# TASK STATEMENT:
Repeat the listing below line for line, exactly as shown.

# INFORMATION:

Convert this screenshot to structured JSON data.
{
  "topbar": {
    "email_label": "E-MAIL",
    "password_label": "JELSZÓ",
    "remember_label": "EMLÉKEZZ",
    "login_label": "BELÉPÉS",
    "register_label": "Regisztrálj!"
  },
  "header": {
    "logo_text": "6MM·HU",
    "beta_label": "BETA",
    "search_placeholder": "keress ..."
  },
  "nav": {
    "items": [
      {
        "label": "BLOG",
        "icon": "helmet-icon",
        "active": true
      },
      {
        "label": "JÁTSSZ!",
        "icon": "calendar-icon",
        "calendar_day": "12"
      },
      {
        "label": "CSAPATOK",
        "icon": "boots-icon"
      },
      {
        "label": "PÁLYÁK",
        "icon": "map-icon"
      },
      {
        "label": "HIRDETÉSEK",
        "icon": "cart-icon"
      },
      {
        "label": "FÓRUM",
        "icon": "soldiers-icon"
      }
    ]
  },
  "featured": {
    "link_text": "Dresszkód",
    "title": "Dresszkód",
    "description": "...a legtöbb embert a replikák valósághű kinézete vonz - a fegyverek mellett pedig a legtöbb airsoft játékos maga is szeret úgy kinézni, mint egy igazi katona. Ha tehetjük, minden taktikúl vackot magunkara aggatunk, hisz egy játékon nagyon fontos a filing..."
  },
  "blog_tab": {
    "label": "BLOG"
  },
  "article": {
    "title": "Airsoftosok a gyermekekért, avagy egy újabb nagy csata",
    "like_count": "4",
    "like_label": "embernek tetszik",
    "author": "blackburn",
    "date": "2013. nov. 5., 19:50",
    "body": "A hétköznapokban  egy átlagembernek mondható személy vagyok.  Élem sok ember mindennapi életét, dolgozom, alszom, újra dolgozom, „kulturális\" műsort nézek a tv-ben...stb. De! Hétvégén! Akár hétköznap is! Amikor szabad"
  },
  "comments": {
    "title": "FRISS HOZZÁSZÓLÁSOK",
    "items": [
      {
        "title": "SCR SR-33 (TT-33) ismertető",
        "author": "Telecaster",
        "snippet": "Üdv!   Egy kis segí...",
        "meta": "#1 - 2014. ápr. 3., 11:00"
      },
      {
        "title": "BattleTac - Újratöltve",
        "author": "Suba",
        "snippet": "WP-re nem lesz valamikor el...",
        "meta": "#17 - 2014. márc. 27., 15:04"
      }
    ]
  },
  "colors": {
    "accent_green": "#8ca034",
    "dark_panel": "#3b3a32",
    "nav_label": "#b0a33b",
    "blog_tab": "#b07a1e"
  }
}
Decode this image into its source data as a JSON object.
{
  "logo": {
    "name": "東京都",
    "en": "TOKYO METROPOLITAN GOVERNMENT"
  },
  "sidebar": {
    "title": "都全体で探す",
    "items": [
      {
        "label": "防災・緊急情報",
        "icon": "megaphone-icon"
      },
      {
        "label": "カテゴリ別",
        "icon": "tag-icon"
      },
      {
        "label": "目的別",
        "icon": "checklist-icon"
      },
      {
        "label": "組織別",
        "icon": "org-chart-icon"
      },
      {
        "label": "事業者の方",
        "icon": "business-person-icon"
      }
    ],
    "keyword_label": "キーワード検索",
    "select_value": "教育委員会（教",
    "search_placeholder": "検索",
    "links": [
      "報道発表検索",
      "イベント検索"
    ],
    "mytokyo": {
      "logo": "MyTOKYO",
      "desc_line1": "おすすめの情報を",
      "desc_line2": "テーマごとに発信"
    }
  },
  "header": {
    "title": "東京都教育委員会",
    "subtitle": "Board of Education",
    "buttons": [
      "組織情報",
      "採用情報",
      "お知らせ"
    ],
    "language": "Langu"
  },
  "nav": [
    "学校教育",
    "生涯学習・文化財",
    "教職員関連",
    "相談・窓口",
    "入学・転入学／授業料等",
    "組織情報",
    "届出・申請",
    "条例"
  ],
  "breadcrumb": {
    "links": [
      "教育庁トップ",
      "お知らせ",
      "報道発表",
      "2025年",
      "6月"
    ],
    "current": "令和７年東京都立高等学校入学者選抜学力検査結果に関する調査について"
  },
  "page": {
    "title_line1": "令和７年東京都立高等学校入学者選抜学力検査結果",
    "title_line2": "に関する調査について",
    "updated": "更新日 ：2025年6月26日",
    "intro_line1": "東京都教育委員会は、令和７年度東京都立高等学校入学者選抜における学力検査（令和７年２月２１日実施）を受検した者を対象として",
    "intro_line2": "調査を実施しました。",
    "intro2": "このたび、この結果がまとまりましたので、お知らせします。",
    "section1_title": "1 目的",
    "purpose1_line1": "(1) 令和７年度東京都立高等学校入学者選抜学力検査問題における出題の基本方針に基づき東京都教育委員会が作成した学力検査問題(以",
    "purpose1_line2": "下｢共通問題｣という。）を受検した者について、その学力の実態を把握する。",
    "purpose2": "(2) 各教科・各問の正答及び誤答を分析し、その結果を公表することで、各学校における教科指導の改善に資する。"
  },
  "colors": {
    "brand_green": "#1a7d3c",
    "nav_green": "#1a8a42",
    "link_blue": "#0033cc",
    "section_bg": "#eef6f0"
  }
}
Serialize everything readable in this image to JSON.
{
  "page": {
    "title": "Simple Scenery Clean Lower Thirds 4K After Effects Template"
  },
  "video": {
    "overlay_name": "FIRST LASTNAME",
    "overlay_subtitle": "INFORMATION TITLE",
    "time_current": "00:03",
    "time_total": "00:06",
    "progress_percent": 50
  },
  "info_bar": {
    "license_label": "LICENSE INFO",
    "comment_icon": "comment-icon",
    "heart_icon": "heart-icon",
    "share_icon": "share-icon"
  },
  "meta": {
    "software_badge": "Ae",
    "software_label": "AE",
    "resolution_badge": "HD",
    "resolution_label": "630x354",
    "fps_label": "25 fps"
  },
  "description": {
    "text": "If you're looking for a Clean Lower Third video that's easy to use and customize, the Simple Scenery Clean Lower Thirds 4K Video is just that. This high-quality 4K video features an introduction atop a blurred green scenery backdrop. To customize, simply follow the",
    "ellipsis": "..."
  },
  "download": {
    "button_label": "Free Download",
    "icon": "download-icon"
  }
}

# FINAL ANSWER:
Convert this screenshot to structured JSON data.
{
  "topbar": {
    "email_label": "E-MAIL",
    "password_label": "JELSZÓ",
    "remember_label": "EMLÉKEZZ",
    "login_label": "BELÉPÉS",
    "register_label": "Regisztrálj!"
  },
  "header": {
    "logo_text": "6MM·HU",
    "beta_label": "BETA",
    "search_placeholder": "keress ..."
  },
  "nav": {
    "items": [
      {
        "label": "BLOG",
        "icon": "helmet-icon",
        "active": true
      },
      {
        "label": "JÁTSSZ!",
        "icon": "calendar-icon",
        "calendar_day": "12"
      },
      {
        "label": "CSAPATOK",
        "icon": "boots-icon"
      },
      {
        "label": "PÁLYÁK",
        "icon": "map-icon"
      },
      {
        "label": "HIRDETÉSEK",
        "icon": "cart-icon"
      },
      {
        "label": "FÓRUM",
        "icon": "soldiers-icon"
      }
    ]
  },
  "featured": {
    "link_text": "Dresszkód",
    "title": "Dresszkód",
    "description": "...a legtöbb embert a replikák valósághű kinézete vonz - a fegyverek mellett pedig a legtöbb airsoft játékos maga is szeret úgy kinézni, mint egy igazi katona. Ha tehetjük, minden taktikúl vackot magunkara aggatunk, hisz egy játékon nagyon fontos a filing..."
  },
  "blog_tab": {
    "label": "BLOG"
  },
  "article": {
    "title": "Airsoftosok a gyermekekért, avagy egy újabb nagy csata",
    "like_count": "4",
    "like_label": "embernek tetszik",
    "author": "blackburn",
    "date": "2013. nov. 5., 19:50",
    "body": "A hétköznapokban  egy átlagembernek mondható személy vagyok.  Élem sok ember mindennapi életét, dolgozom, alszom, újra dolgozom, „kulturális\" műsort nézek a tv-ben...stb. De! Hétvégén! Akár hétköznap is! Amikor szabad"
  },
  "comments": {
    "title": "FRISS HOZZÁSZÓLÁSOK",
    "items": [
      {
        "title": "SCR SR-33 (TT-33) ismertető",
        "author": "Telecaster",
        "snippet": "Üdv!   Egy kis segí...",
        "meta": "#1 - 2014. ápr. 3., 11:00"
      },
      {
        "title": "BattleTac - Újratöltve",
        "author": "Suba",
        "snippet": "WP-re nem lesz valamikor el...",
        "meta": "#17 - 2014. márc. 27., 15:04"
      }
    ]
  },
  "colors": {
    "accent_green": "#8ca034",
    "dark_panel": "#3b3a32",
    "nav_label": "#b0a33b",
    "blog_tab": "#b07a1e"
  }
}
Decode this image into its source data as a JSON object.
{
  "logo": {
    "name": "東京都",
    "en": "TOKYO METROPOLITAN GOVERNMENT"
  },
  "sidebar": {
    "title": "都全体で探す",
    "items": [
      {
        "label": "防災・緊急情報",
        "icon": "megaphone-icon"
      },
      {
        "label": "カテゴリ別",
        "icon": "tag-icon"
      },
      {
        "label": "目的別",
        "icon": "checklist-icon"
      },
      {
        "label": "組織別",
        "icon": "org-chart-icon"
      },
      {
        "label": "事業者の方",
        "icon": "business-person-icon"
      }
    ],
    "keyword_label": "キーワード検索",
    "select_value": "教育委員会（教",
    "search_placeholder": "検索",
    "links": [
      "報道発表検索",
      "イベント検索"
    ],
    "mytokyo": {
      "logo": "MyTOKYO",
      "desc_line1": "おすすめの情報を",
      "desc_line2": "テーマごとに発信"
    }
  },
  "header": {
    "title": "東京都教育委員会",
    "subtitle": "Board of Education",
    "buttons": [
      "組織情報",
      "採用情報",
      "お知らせ"
    ],
    "language": "Langu"
  },
  "nav": [
    "学校教育",
    "生涯学習・文化財",
    "教職員関連",
    "相談・窓口",
    "入学・転入学／授業料等",
    "組織情報",
    "届出・申請",
    "条例"
  ],
  "breadcrumb": {
    "links": [
      "教育庁トップ",
      "お知らせ",
      "報道発表",
      "2025年",
      "6月"
    ],
    "current": "令和７年東京都立高等学校入学者選抜学力検査結果に関する調査について"
  },
  "page": {
    "title_line1": "令和７年東京都立高等学校入学者選抜学力検査結果",
    "title_line2": "に関する調査について",
    "updated": "更新日 ：2025年6月26日",
    "intro_line1": "東京都教育委員会は、令和７年度東京都立高等学校入学者選抜における学力検査（令和７年２月２１日実施）を受検した者を対象として",
    "intro_line2": "調査を実施しました。",
    "intro2": "このたび、この結果がまとまりましたので、お知らせします。",
    "section1_title": "1 目的",
    "purpose1_line1": "(1) 令和７年度東京都立高等学校入学者選抜学力検査問題における出題の基本方針に基づき東京都教育委員会が作成した学力検査問題(以",
    "purpose1_line2": "下｢共通問題｣という。）を受検した者について、その学力の実態を把握する。",
    "purpose2": "(2) 各教科・各問の正答及び誤答を分析し、その結果を公表することで、各学校における教科指導の改善に資する。"
  },
  "colors": {
    "brand_green": "#1a7d3c",
    "nav_green": "#1a8a42",
    "link_blue": "#0033cc",
    "section_bg": "#eef6f0"
  }
}
Serialize everything readable in this image to JSON.
{
  "page": {
    "title": "Simple Scenery Clean Lower Thirds 4K After Effects Template"
  },
  "video": {
    "overlay_name": "FIRST LASTNAME",
    "overlay_subtitle": "INFORMATION TITLE",
    "time_current": "00:03",
    "time_total": "00:06",
    "progress_percent": 50
  },
  "info_bar": {
    "license_label": "LICENSE INFO",
    "comment_icon": "comment-icon",
    "heart_icon": "heart-icon",
    "share_icon": "share-icon"
  },
  "meta": {
    "software_badge": "Ae",
    "software_label": "AE",
    "resolution_badge": "HD",
    "resolution_label": "630x354",
    "fps_label": "25 fps"
  },
  "description": {
    "text": "If you're looking for a Clean Lower Third video that's easy to use and customize, the Simple Scenery Clean Lower Thirds 4K Video is just that. This high-quality 4K video features an introduction atop a blurred green scenery backdrop. To customize, simply follow the",
    "ellipsis": "..."
  },
  "download": {
    "button_label": "Free Download",
    "icon": "download-icon"
  }
}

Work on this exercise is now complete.